Problem to work on: Give the records again in full, exactly as they appear.

Interface dataset entries
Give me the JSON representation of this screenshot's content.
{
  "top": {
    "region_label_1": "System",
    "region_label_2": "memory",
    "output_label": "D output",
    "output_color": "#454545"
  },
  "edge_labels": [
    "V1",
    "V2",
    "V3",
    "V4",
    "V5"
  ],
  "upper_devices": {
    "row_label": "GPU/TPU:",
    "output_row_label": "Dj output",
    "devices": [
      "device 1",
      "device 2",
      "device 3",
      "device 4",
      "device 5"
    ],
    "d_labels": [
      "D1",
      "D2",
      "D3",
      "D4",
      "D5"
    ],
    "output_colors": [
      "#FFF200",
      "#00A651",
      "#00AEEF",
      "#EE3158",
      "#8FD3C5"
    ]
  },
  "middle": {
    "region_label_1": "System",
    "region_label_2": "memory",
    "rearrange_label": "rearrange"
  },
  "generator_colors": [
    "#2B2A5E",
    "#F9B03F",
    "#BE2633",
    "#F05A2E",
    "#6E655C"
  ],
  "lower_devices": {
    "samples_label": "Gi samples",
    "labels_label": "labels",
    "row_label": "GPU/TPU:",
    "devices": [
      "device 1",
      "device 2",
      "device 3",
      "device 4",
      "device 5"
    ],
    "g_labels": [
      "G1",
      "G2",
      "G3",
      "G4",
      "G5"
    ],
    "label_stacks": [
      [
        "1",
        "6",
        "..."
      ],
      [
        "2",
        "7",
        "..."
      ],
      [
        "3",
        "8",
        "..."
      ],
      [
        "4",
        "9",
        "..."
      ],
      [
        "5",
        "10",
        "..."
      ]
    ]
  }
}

Task answer:
Give me the JSON representation of this screenshot's content.
{
  "top": {
    "region_label_1": "System",
    "region_label_2": "memory",
    "output_label": "D output",
    "output_color": "#454545"
  },
  "edge_labels": [
    "V1",
    "V2",
    "V3",
    "V4",
    "V5"
  ],
  "upper_devices": {
    "row_label": "GPU/TPU:",
    "output_row_label": "Dj output",
    "devices": [
      "device 1",
      "device 2",
      "device 3",
      "device 4",
      "device 5"
    ],
    "d_labels": [
      "D1",
      "D2",
      "D3",
      "D4",
      "D5"
    ],
    "output_colors": [
      "#FFF200",
      "#00A651",
      "#00AEEF",
      "#EE3158",
      "#8FD3C5"
    ]
  },
  "middle": {
    "region_label_1": "System",
    "region_label_2": "memory",
    "rearrange_label": "rearrange"
  },
  "generator_colors": [
    "#2B2A5E",
    "#F9B03F",
    "#BE2633",
    "#F05A2E",
    "#6E655C"
  ],
  "lower_devices": {
    "samples_label": "Gi samples",
    "labels_label": "labels",
    "row_label": "GPU/TPU:",
    "devices": [
      "device 1",
      "device 2",
      "device 3",
      "device 4",
      "device 5"
    ],
    "g_labels": [
      "G1",
      "G2",
      "G3",
      "G4",
      "G5"
    ],
    "label_stacks": [
      [
        "1",
        "6",
        "..."
      ],
      [
        "2",
        "7",
        "..."
      ],
      [
        "3",
        "8",
        "..."
      ],
      [
        "4",
        "9",
        "..."
      ],
      [
        "5",
        "10",
        "..."
      ]
    ]
  }
}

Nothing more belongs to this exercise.